|Adding 203,000 new jobs, $184 billion in tax revenue and $1.4 trillion to the nation's overall economy seems like a pretty good idea for a country clawing its way out of an economic downturn.
Would Americans still think it's a good idea if that boom required granting undocumented immigrants immediate citizenship? The answer might be less than unanimous, but the folks at the Center For American Progress say it's an idea worth considering sooner rather than later.
Five years after gaining citizenship, undocumented workers would make 25.1% more annually, according to a study obtained by The Huffington Post. That raise will "ripple through the economy" as immigrants use their income to buy goods and pay taxes.
The plan, as with nearly any mention of immigration reform in the U.S., has drawn its fair share of criticism. In his book "Immigration Wars: Forging An American Solution," former Florida Gov. Jeb Bush insists that the economic benefits of a path to citizenship are outweighed by the potential damage to the "integrity of our immigration system."
The junior senator from Bush's state, Republican Marco Rubio, flat-out disagrees and has joined Arizona Sen. John McCain in calling for a clear and immediate path to citizenship for undocumented workers. They wouldn't be the first or even the most high-profile Republicans to make that call, either.
In 1986, Ronald Reagan made immigration a priority of his presidency by instituting the Immigration Reform and Control Act, which National Public Radio recently spotlighted for granting amnesty and, eventually, citizenship to undocumented workers who had been in the country since 1982.
How did that work out? Ask the Department of Labor, which reports that immigrants granted citizenship under Reagan's plan got a 15.1% bump in pay immediately afterward.
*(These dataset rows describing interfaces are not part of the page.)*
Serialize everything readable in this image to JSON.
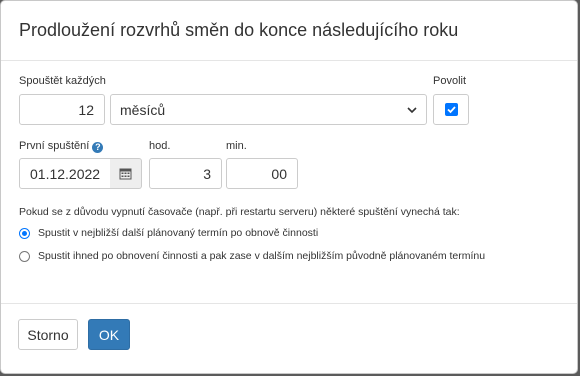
{
  "dialog": {
    "title": "Prodloužení rozvrhů směn do konce následujícího roku"
  },
  "schedule": {
    "every_label": "Spouštět každých",
    "every_value": "12",
    "unit_selected": "měsíců",
    "enable_label": "Povolit",
    "enabled": true
  },
  "first_run": {
    "label": "První spuštění",
    "help_icon": "question-icon",
    "date_value": "01.12.2022",
    "hour_label": "hod.",
    "hour_value": "3",
    "minute_label": "min.",
    "minute_value": "00"
  },
  "missed": {
    "prompt": "Pokud se z důvodu vypnutí časovače (např. při restartu serveru) některé spuštění vynechá tak:",
    "options": [
      {
        "label": "Spustit v nejbližší další plánovaný termín po obnově činnosti",
        "selected": true
      },
      {
        "label": "Spustit ihned po obnovení činnosti a pak zase v dalším nejbližším původně plánovaném termínu",
        "selected": false
      }
    ]
  },
  "footer": {
    "cancel_label": "Storno",
    "ok_label": "OK"
  },
  "colors": {
    "primary": "#337ab7",
    "checkbox": "#0075ff"
  }
}
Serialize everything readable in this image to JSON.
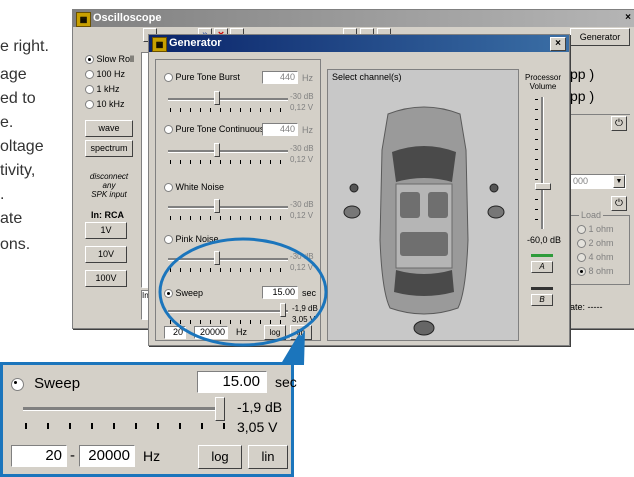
{
  "left_text": {
    "lines": [
      "e right.",
      "age",
      "ed to",
      "e.",
      "oltage",
      "tivity,",
      ".",
      "ate",
      "ons."
    ]
  },
  "oscilloscope": {
    "title": "Oscilloscope",
    "generator_button": "Generator",
    "sidebar": {
      "options": [
        "Slow Roll",
        "100 Hz",
        "1 kHz",
        "10 kHz"
      ],
      "selected": 0,
      "wave_button": "wave",
      "spectrum_button": "spectrum",
      "disconnect_note": [
        "disconnect",
        "any",
        "SPK input"
      ],
      "in_rca_label": "In: RCA",
      "range_buttons": [
        "1V",
        "10V",
        "100V"
      ]
    },
    "right_panel": {
      "readout_1": "pp )",
      "readout_2": "pp )",
      "combo_value": "000",
      "load_label": "Load",
      "load_options": [
        "1 ohm",
        "2 ohm",
        "4 ohm",
        "8 ohm"
      ],
      "load_selected": 3,
      "rate_text": "ate: -----"
    },
    "bottom_input_fragment": "Ins"
  },
  "generator": {
    "title": "Generator",
    "modes": [
      {
        "label": "Pure Tone Burst",
        "value": "440",
        "unit": "Hz",
        "db": "-30 dB",
        "volts": "0,12 V"
      },
      {
        "label": "Pure Tone Continuous",
        "value": "440",
        "unit": "Hz",
        "db": "-30 dB",
        "volts": "0,12 V"
      },
      {
        "label": "White Noise",
        "db": "-30 dB",
        "volts": "0,12 V"
      },
      {
        "label": "Pink Noise",
        "db": "-30 dB",
        "volts": "0,12 V"
      }
    ],
    "sweep": {
      "label": "Sweep",
      "value": "15.00",
      "unit": "sec",
      "db": "-1,9 dB",
      "volts": "3,05 V",
      "from": "20",
      "separator": "-",
      "to": "20000",
      "hz_label": "Hz",
      "log_button": "log",
      "lin_button": "lin"
    },
    "channel_label": "Select channel(s)",
    "processor_label": [
      "Processor",
      "Volume"
    ],
    "volume_readout": "-60,0 dB",
    "channel_a": "A",
    "channel_b": "B"
  },
  "zoom": {
    "label": "Sweep",
    "value": "15.00",
    "unit": "sec",
    "db": "-1,9 dB",
    "volts": "3,05 V",
    "from": "20",
    "separator": "-",
    "to": "20000",
    "hz_label": "Hz",
    "log_button": "log",
    "lin_button": "lin"
  },
  "colors": {
    "highlight": "#1b75bc",
    "titlebar_active": "#0a246a",
    "channel_green": "#2e9b3a"
  }
}
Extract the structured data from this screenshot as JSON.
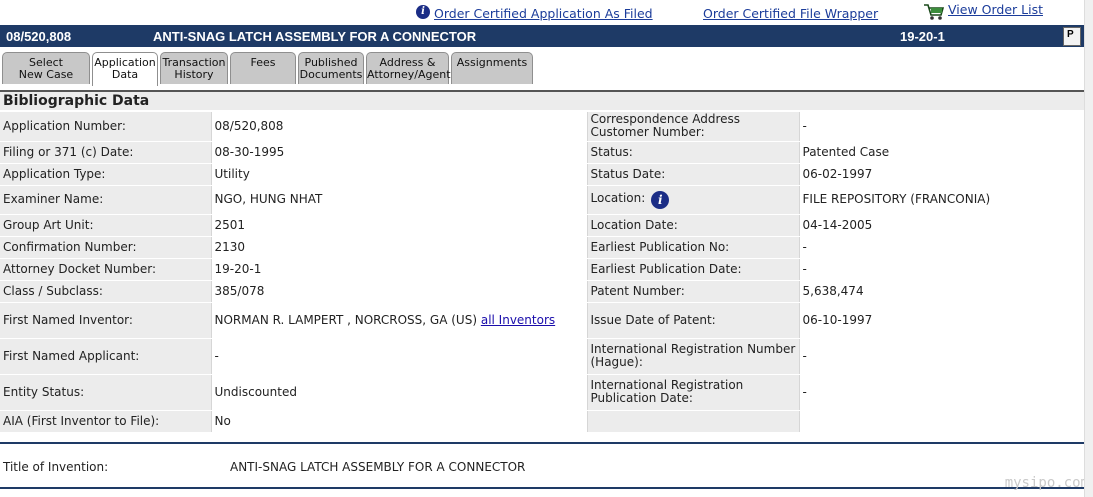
{
  "top_links": {
    "order_certified_application": "Order Certified Application As Filed",
    "order_certified_wrapper": "Order Certified File Wrapper",
    "view_order_list": "View Order List"
  },
  "titlebar": {
    "app_number": "08/520,808",
    "title": "ANTI-SNAG LATCH ASSEMBLY FOR A CONNECTOR",
    "docket": "19-20-1"
  },
  "tabs": [
    {
      "label": "Select New Case"
    },
    {
      "label": "Application Data"
    },
    {
      "label": "Transaction History"
    },
    {
      "label": "Fees"
    },
    {
      "label": "Published Documents"
    },
    {
      "label": "Address & Attorney/Agent"
    },
    {
      "label": "Assignments"
    }
  ],
  "section_title": "Bibliographic Data",
  "rows": [
    {
      "l1": "Application Number:",
      "v1": "08/520,808",
      "l2": "Correspondence Address Customer Number:",
      "v2": "-"
    },
    {
      "l1": "Filing or 371 (c) Date:",
      "v1": "08-30-1995",
      "l2": "Status:",
      "v2": "Patented Case"
    },
    {
      "l1": "Application Type:",
      "v1": "Utility",
      "l2": "Status Date:",
      "v2": "06-02-1997"
    },
    {
      "l1": "Examiner Name:",
      "v1": "NGO, HUNG NHAT",
      "l2": "Location:",
      "v2": "FILE REPOSITORY (FRANCONIA)"
    },
    {
      "l1": "Group Art Unit:",
      "v1": "2501",
      "l2": "Location Date:",
      "v2": "04-14-2005"
    },
    {
      "l1": "Confirmation Number:",
      "v1": "2130",
      "l2": "Earliest Publication No:",
      "v2": "-"
    },
    {
      "l1": "Attorney Docket Number:",
      "v1": "19-20-1",
      "l2": "Earliest Publication Date:",
      "v2": "-"
    },
    {
      "l1": "Class / Subclass:",
      "v1": "385/078",
      "l2": "Patent Number:",
      "v2": "5,638,474"
    },
    {
      "l1": "First Named Inventor:",
      "v1": "NORMAN R. LAMPERT , NORCROSS, GA (US)",
      "v1_link": "all Inventors",
      "l2": "Issue Date of Patent:",
      "v2": "06-10-1997"
    },
    {
      "l1": "First Named Applicant:",
      "v1": "-",
      "l2": "International Registration Number (Hague):",
      "v2": "-"
    },
    {
      "l1": "Entity Status:",
      "v1": "Undiscounted",
      "l2": "International Registration Publication Date:",
      "v2": "-"
    },
    {
      "l1": "AIA (First Inventor to File):",
      "v1": "No",
      "l2": "",
      "v2": ""
    }
  ],
  "invention": {
    "label": "Title of Invention:",
    "value": "ANTI-SNAG LATCH ASSEMBLY FOR A CONNECTOR"
  },
  "watermark": "mysipo.com",
  "colors": {
    "titlebar": "#1e3a66",
    "link": "#1b3c9a",
    "label_bg": "#ececec"
  }
}
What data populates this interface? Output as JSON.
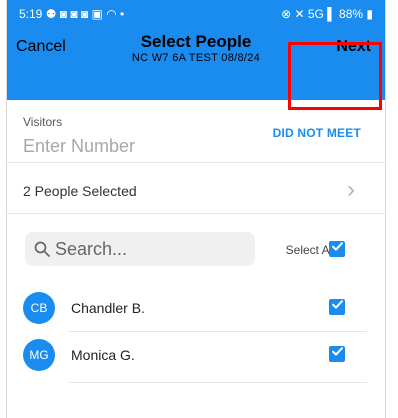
{
  "status_bar": {
    "time": "5:19",
    "left_icons": "⚉ ◙ ◙ ◙ ▣ ◠ •",
    "right_text": "⊗ ✕ 5G ▌ 88% ▮"
  },
  "header": {
    "cancel_label": "Cancel",
    "title": "Select People",
    "subtitle": "NC W7 6A TEST 08/8/24",
    "next_label": "Next"
  },
  "visitors": {
    "label": "Visitors",
    "placeholder": "Enter Number",
    "did_not_meet_label": "DID NOT MEET"
  },
  "selection": {
    "summary": "2 People Selected",
    "chevron": "›"
  },
  "search": {
    "placeholder": "Search...",
    "select_all_label": "Select All",
    "select_all_checked": true
  },
  "people": [
    {
      "initials": "CB",
      "name": "Chandler B.",
      "checked": true
    },
    {
      "initials": "MG",
      "name": "Monica G.",
      "checked": true
    }
  ],
  "colors": {
    "accent": "#1a8cf0",
    "highlight": "#ff0000"
  },
  "icons": {
    "search": "search-icon",
    "check": "check-icon",
    "chevron": "chevron-right-icon"
  }
}
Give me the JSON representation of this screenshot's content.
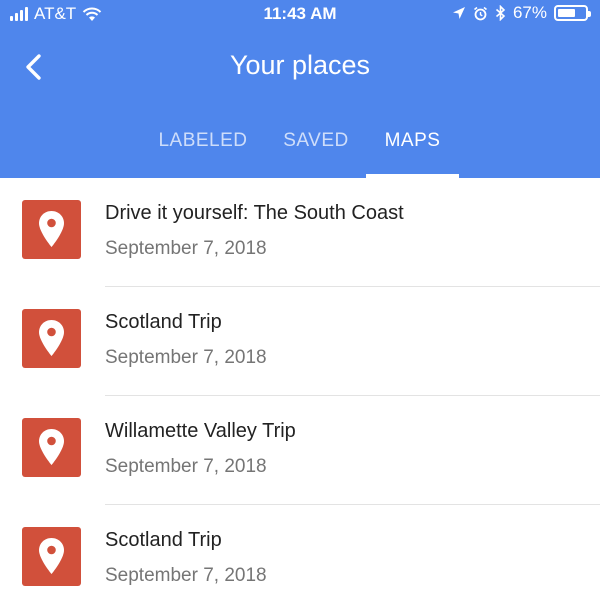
{
  "status_bar": {
    "carrier": "AT&T",
    "time": "11:43 AM",
    "battery_percent": "67%",
    "battery_level": 0.67,
    "icons": [
      "signal-icon",
      "wifi-icon",
      "location-arrow-icon",
      "alarm-icon",
      "bluetooth-icon",
      "battery-icon"
    ]
  },
  "header": {
    "title": "Your places",
    "back_icon": "chevron-left-icon",
    "background_color": "#4f86ec"
  },
  "tabs": [
    {
      "label": "LABELED",
      "active": false
    },
    {
      "label": "SAVED",
      "active": false
    },
    {
      "label": "MAPS",
      "active": true
    }
  ],
  "maps": [
    {
      "name": "Drive it yourself: The South Coast",
      "date": "September 7, 2018",
      "icon": "map-pin-icon"
    },
    {
      "name": "Scotland Trip",
      "date": "September 7, 2018",
      "icon": "map-pin-icon"
    },
    {
      "name": "Willamette Valley Trip",
      "date": "September 7, 2018",
      "icon": "map-pin-icon"
    },
    {
      "name": "Scotland Trip",
      "date": "September 7, 2018",
      "icon": "map-pin-icon"
    }
  ],
  "colors": {
    "pin_background": "#d1503b",
    "accent": "#4f86ec"
  }
}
But what if Americans just aren't ready for such a sweeping change in immigration policy? Then they're going to have to wait a whole lot longer for a payout while they make up their minds. The Center For American Progress study showed that delaying the citizenship process could put off benefits for both workers and the greater economy by a decade or more.